___ Data to use ___

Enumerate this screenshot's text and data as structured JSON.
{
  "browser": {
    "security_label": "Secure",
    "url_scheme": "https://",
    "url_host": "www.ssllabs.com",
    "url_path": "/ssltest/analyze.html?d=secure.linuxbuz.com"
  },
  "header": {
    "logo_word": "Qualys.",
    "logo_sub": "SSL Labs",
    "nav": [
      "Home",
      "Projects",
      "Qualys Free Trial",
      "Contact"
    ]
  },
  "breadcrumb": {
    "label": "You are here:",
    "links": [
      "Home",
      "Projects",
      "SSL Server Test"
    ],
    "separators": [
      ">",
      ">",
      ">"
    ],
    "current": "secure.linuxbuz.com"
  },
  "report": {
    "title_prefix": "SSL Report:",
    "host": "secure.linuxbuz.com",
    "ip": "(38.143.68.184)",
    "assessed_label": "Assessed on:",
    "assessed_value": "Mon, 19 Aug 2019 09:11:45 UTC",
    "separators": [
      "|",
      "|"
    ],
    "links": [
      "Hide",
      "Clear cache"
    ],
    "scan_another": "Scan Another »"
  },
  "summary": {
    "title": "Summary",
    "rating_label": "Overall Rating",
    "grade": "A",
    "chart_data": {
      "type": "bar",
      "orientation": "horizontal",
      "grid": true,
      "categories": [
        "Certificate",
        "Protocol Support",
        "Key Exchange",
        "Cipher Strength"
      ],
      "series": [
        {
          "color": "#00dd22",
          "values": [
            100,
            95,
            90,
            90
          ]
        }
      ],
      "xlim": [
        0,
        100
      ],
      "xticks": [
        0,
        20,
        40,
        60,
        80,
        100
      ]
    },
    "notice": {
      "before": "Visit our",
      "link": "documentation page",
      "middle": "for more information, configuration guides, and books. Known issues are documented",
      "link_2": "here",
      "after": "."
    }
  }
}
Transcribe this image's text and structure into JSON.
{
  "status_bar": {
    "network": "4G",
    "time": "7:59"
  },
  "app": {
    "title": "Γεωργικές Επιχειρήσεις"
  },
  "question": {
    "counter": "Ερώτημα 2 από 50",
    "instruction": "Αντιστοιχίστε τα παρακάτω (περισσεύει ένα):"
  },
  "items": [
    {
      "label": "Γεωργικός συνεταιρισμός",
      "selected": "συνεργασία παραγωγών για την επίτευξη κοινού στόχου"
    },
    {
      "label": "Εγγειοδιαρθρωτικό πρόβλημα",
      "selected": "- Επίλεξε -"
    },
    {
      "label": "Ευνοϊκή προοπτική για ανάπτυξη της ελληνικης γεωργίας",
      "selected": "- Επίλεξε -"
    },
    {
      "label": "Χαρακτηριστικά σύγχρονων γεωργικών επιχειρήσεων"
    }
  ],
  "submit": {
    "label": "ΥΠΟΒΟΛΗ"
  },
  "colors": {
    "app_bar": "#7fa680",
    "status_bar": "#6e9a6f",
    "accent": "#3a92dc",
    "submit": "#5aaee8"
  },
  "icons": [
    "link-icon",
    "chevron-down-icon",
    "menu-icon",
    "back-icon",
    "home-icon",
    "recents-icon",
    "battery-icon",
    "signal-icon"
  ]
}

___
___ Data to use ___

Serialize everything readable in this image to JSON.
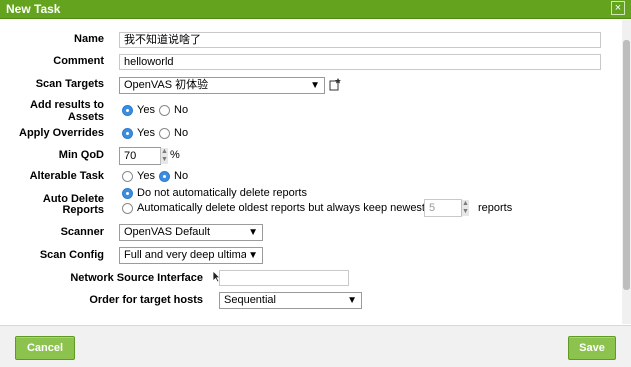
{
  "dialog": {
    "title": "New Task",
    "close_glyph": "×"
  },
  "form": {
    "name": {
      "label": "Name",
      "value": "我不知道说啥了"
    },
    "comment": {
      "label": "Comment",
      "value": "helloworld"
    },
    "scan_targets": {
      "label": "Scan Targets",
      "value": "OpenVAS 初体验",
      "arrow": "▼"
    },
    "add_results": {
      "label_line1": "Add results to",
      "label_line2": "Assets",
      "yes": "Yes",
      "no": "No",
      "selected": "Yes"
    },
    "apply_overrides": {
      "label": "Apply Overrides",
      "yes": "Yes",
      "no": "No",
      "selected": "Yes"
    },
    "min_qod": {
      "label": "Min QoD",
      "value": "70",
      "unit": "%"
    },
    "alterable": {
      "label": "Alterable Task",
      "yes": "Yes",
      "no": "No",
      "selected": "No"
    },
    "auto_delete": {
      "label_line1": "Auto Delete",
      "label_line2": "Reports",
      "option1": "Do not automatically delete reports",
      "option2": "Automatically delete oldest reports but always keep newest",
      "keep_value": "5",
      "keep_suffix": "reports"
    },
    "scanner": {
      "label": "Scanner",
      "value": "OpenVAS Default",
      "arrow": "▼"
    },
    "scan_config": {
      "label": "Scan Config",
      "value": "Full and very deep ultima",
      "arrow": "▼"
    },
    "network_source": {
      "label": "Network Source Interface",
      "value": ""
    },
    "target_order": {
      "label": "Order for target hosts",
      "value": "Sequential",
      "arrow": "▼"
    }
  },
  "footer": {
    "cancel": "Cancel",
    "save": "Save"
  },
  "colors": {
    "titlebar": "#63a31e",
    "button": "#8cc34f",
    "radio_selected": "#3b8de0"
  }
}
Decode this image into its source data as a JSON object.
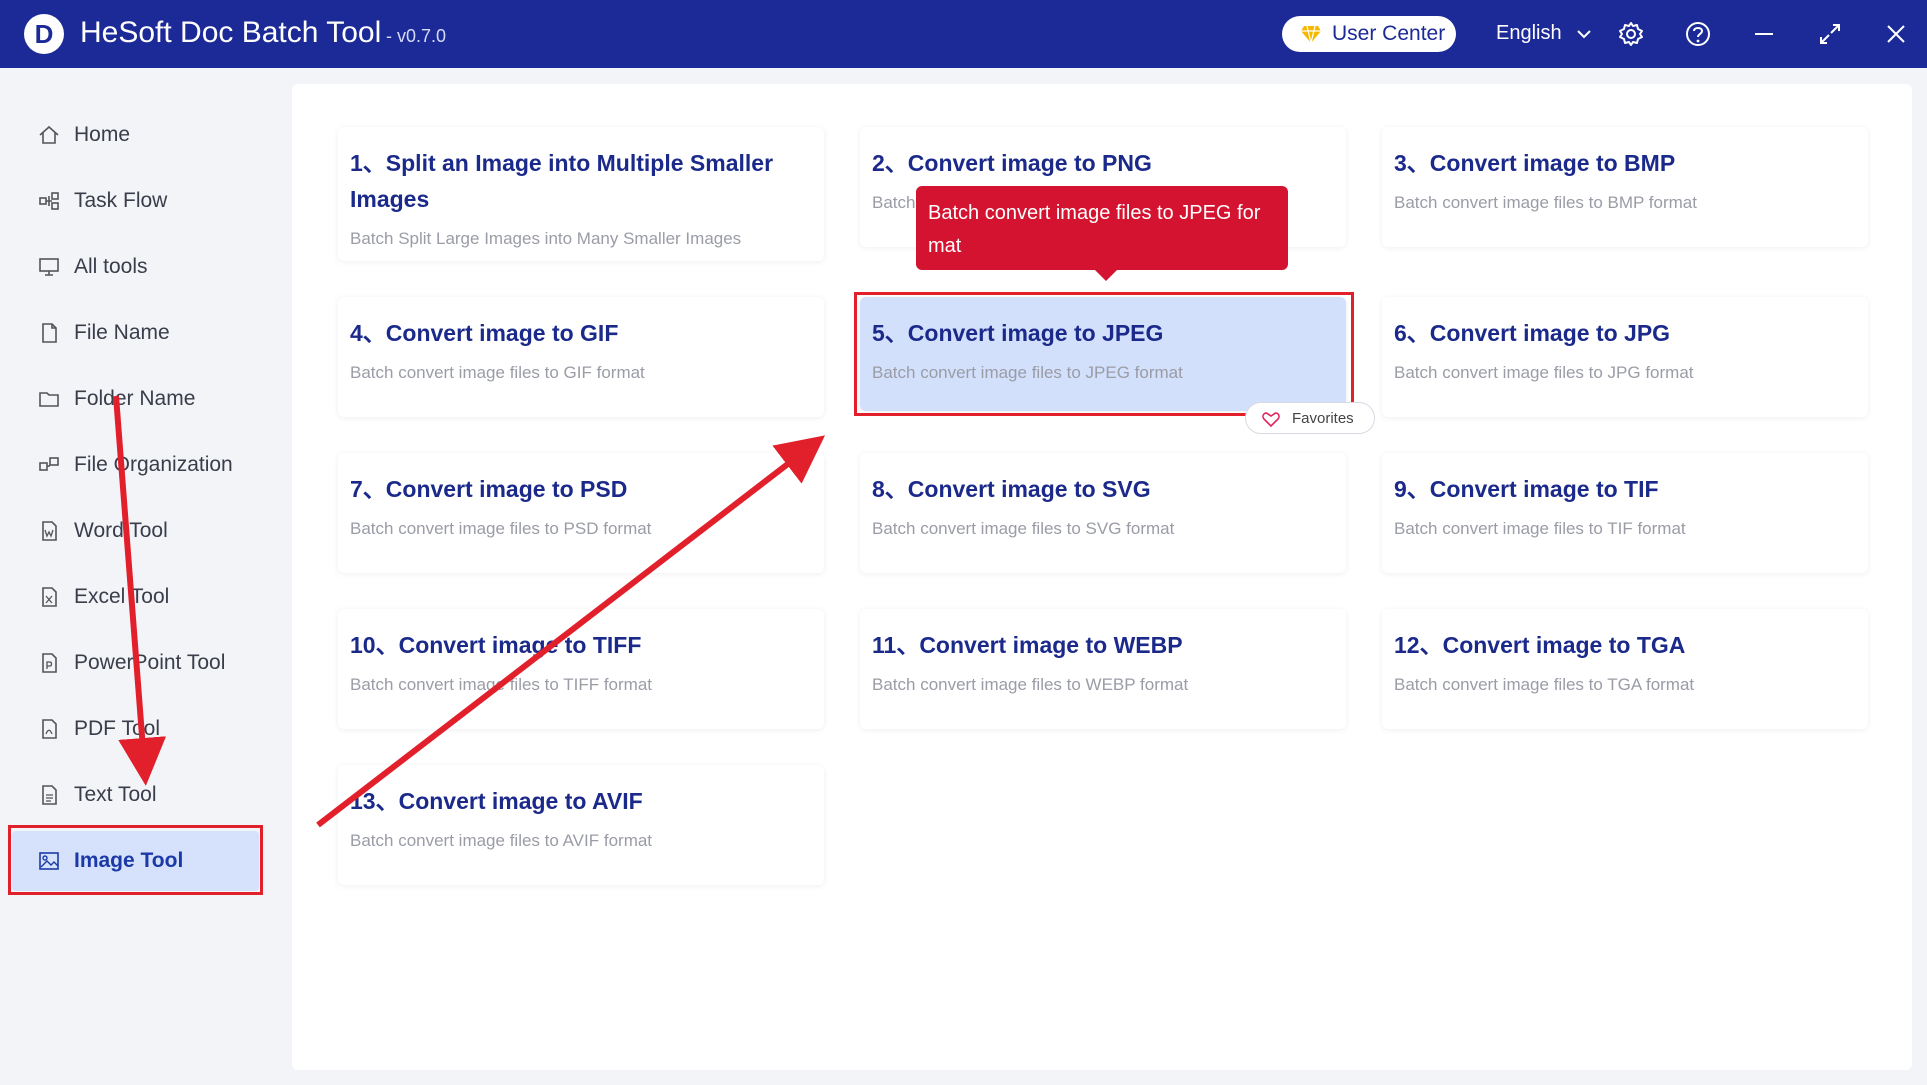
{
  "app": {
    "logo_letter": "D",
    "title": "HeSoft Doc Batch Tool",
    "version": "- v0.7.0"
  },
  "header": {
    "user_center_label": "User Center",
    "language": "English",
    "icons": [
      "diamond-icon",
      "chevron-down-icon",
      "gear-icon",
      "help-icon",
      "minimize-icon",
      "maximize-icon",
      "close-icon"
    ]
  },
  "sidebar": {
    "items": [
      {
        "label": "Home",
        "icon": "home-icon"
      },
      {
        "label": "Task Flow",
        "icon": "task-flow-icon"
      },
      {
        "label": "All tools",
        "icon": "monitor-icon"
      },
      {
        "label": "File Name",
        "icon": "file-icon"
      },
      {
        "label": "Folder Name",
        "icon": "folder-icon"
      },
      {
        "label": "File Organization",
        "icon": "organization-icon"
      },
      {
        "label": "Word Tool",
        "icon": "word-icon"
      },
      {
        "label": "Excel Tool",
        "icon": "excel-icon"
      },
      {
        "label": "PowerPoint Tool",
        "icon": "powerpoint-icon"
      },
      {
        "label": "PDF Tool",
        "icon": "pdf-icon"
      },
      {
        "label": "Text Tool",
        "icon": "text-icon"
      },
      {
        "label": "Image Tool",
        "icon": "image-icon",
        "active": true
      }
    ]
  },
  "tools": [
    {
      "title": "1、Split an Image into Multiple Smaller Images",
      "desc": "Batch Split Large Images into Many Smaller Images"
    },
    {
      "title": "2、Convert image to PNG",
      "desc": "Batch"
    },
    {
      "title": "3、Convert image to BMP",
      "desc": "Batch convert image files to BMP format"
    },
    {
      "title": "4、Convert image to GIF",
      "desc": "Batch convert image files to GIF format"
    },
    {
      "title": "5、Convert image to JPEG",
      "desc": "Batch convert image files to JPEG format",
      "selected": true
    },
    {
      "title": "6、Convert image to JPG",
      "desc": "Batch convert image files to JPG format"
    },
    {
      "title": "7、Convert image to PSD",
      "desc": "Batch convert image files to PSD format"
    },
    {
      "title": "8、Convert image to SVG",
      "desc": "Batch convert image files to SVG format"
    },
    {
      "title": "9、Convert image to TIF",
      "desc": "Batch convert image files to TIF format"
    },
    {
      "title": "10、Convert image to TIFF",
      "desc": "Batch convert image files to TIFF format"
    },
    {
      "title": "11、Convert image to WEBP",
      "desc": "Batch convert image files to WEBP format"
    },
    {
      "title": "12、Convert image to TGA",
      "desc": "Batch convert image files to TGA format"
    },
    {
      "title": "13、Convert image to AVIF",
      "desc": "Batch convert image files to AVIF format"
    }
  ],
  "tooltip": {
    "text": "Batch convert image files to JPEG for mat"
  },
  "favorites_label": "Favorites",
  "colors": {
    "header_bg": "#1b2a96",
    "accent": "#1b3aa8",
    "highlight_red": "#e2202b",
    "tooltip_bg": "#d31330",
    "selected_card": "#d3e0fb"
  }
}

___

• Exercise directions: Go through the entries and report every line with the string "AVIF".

• Task solution:
      "title": "13、Convert image to AVIF",
      "desc": "Batch convert image files to AVIF format"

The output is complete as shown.